10 things #BGT can teach you about pitching

Britains Got TalentLike much of the rest of the country, my family will be glued to the final of Britain’s Got Talent this weekend.

It’s addictive and uplifting viewing. And beyond the entertainment, I find myself thinking it’s also a good reminder of what works in a business presentation.

Am I for real in saying that? Well, here are 10 pitch reminders I picked up from the semi-finals…

• You’ve got to have a USP. If you look like all the other acts, there’s no real reason to choose you – however good you are.

• Keep things simple. You need a killer theme that holds the whole performance together. Anything else confuses.

• Be memorable. During the semi-finals I watched all 45 performances, but one week on only a couple stick in the mind.

• Show your passion. If you don’t seem to care about what you do, why should your audience care about you? In a more business (or political) context, Teddy Roosevelt said it brilliantly: “No one cares how much you know, until they know you care.”

• Be true to what you’re good at. If you try to be something you’re not, the judges will buzz you out.

• Make a human connection. The acts with a great human-interest story have an edge over those that don’t.

• That said, I suspect that – in the end – talent will out. However great a personality you’ve got, if the content is absent from your act, you won’t end up on the winner’s podium.

• Remember the big picture. The judges in the room are swayed by what the audience thinks. Be plugged into the ultimate buyers.

• Prepare well – not just for the main act, but for the Q&A section at the end. Saying the right words at that moment can melt hearts and land trophies.

• Never argue with the feedback you’re given. You only come across sounding defensive and crass.

And if you’re interested in who I think will win, well, what do I know? But it might be a close-run thing between Jack Pack and Bars and Melody.

Martin MacConnol is chief executive of Wardour

  • http://creativeagencysecrets.com/ Rebecca Caroe

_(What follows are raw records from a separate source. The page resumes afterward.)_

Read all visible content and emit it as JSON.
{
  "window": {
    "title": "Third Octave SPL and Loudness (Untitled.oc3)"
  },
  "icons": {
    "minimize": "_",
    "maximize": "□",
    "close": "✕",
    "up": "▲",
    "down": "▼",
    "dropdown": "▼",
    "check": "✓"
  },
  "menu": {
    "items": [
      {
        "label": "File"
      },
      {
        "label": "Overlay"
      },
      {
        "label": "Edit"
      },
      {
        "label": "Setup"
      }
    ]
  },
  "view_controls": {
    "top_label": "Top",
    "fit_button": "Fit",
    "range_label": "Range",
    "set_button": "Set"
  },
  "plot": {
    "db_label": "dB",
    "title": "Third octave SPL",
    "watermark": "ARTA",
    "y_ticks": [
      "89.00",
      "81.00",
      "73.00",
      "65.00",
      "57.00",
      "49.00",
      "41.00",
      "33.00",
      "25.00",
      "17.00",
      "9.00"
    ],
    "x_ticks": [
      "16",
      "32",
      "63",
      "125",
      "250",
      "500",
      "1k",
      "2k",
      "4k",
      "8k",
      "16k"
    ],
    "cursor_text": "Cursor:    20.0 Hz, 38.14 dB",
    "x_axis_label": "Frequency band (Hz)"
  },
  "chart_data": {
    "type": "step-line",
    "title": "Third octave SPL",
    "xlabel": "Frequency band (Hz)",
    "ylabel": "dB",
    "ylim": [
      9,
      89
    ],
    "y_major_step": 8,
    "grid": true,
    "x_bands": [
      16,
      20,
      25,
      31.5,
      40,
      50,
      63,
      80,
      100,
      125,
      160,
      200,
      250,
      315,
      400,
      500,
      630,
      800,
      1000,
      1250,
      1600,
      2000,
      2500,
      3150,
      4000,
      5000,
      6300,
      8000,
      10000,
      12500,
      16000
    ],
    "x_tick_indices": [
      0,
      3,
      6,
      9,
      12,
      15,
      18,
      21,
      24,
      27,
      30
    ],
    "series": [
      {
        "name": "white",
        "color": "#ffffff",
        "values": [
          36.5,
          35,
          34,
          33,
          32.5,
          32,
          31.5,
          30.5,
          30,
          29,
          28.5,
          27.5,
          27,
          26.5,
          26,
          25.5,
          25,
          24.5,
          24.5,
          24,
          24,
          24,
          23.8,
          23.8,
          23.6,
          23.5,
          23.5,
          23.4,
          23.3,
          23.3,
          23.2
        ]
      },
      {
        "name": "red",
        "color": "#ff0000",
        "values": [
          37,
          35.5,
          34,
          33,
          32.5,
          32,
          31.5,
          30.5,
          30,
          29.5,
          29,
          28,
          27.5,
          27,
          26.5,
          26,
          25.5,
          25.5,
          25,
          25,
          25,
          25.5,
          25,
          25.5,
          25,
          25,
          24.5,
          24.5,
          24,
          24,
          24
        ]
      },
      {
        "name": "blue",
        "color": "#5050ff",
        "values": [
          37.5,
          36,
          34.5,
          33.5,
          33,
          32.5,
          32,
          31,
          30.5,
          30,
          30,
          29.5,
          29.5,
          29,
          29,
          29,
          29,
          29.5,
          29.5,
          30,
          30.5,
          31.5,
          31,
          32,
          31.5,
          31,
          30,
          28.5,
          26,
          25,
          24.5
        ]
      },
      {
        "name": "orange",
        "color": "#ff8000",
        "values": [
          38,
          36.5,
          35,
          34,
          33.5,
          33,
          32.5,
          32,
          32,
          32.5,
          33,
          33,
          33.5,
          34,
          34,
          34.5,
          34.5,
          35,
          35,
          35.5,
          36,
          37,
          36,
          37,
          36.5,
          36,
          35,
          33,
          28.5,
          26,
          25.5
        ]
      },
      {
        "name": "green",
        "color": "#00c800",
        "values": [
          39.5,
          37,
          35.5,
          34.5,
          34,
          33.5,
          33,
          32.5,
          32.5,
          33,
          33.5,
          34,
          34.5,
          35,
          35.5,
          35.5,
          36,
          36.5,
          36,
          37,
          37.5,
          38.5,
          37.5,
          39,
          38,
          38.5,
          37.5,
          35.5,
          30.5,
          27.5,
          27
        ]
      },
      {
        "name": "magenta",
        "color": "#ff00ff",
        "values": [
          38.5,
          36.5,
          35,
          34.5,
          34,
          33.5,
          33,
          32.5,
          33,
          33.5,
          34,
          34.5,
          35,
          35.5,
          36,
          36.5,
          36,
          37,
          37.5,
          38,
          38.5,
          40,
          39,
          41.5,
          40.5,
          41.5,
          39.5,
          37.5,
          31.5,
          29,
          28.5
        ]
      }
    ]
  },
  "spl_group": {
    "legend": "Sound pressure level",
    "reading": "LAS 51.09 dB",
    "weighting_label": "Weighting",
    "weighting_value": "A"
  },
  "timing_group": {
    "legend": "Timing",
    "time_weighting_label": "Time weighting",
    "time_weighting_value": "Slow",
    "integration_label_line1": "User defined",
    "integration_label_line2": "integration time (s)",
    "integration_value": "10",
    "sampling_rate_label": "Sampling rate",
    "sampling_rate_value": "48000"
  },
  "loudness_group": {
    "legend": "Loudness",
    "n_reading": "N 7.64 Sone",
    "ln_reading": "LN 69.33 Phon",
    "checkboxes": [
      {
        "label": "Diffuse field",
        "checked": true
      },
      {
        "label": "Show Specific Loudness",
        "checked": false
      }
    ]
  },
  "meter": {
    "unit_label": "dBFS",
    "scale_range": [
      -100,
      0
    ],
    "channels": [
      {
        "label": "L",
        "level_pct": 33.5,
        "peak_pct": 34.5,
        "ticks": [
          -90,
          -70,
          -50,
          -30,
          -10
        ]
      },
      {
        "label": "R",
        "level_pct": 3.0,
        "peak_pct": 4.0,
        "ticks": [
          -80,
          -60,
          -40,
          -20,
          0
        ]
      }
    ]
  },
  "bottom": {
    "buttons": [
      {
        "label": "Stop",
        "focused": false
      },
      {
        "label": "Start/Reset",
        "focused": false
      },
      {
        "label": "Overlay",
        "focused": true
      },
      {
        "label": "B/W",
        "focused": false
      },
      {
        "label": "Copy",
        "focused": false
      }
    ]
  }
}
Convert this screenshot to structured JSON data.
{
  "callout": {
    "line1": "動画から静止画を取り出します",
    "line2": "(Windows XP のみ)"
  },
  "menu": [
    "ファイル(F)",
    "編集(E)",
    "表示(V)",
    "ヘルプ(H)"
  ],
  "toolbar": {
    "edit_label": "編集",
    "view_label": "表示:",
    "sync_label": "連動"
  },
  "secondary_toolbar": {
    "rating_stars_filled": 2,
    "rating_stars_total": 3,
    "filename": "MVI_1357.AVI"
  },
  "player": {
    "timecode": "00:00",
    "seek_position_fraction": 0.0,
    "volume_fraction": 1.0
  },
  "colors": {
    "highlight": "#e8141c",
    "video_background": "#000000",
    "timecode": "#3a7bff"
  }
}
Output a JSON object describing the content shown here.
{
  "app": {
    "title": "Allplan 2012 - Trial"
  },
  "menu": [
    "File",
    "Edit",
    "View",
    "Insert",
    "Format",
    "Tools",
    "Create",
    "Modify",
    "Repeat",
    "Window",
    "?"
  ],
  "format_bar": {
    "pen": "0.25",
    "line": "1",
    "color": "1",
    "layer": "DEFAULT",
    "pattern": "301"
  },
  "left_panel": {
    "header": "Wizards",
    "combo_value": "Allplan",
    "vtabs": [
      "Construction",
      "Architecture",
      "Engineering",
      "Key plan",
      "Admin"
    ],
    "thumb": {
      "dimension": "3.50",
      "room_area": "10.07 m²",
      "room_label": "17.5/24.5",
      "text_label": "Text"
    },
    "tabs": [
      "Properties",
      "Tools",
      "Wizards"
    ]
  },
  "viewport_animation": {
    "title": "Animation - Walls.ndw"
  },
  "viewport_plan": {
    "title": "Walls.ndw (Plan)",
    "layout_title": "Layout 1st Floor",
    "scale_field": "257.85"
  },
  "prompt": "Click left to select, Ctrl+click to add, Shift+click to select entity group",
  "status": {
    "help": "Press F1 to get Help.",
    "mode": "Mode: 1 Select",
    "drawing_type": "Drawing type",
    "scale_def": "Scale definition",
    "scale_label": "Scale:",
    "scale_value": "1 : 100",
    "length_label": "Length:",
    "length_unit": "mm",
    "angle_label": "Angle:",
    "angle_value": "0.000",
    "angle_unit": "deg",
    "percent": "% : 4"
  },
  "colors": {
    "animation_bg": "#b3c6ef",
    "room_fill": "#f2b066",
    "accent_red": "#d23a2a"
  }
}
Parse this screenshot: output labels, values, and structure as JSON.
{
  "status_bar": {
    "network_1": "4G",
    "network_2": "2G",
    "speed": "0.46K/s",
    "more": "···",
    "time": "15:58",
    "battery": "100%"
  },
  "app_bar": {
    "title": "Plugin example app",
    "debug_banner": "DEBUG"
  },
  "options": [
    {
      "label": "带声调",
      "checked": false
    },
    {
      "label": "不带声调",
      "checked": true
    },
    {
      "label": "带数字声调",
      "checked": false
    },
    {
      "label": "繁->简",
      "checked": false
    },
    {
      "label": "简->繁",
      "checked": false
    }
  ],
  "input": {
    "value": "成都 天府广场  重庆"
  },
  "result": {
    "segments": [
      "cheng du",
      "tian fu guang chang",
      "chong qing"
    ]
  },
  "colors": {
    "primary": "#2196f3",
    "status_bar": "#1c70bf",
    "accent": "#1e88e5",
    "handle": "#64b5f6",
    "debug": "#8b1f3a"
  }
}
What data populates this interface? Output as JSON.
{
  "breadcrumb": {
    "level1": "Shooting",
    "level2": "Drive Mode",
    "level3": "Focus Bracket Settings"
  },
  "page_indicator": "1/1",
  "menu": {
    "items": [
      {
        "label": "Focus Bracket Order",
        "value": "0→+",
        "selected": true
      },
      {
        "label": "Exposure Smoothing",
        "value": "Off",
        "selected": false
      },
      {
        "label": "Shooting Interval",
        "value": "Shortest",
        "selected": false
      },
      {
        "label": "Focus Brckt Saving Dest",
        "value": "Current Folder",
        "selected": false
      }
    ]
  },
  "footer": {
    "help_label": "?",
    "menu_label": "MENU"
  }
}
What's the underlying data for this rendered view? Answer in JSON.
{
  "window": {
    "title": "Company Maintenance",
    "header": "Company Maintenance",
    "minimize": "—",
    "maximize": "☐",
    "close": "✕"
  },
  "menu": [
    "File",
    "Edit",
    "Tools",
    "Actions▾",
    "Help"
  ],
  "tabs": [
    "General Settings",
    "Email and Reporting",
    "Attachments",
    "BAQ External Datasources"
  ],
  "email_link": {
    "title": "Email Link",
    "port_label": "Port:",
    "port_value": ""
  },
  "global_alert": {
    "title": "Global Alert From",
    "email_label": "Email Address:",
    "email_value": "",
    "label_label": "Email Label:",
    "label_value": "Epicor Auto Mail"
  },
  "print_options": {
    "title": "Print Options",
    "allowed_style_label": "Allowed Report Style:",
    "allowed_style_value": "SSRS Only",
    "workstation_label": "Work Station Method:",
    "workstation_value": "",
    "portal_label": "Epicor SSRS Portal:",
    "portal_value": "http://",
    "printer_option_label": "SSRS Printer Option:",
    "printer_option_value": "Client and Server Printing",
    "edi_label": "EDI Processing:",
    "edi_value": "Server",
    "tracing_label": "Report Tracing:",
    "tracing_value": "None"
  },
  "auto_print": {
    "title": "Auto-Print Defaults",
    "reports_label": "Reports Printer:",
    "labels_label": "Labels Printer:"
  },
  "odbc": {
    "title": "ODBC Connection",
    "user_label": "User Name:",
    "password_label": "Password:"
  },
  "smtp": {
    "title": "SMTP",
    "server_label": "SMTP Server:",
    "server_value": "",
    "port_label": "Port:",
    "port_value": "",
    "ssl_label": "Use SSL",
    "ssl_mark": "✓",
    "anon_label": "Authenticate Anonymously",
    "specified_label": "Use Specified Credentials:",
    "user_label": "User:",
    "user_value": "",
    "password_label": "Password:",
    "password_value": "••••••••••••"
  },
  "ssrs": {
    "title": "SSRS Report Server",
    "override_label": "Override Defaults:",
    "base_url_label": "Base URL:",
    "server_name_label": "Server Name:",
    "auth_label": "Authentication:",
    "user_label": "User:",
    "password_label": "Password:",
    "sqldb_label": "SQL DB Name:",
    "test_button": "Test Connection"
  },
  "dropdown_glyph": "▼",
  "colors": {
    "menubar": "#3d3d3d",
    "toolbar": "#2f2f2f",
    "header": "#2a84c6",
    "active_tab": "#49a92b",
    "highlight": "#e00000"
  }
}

    It’s a really challenging “face look” to have the right expression when you receive criticism in public. Personally I hate it, but I know it’s important to accept graciously and then DO SOMETHING about it.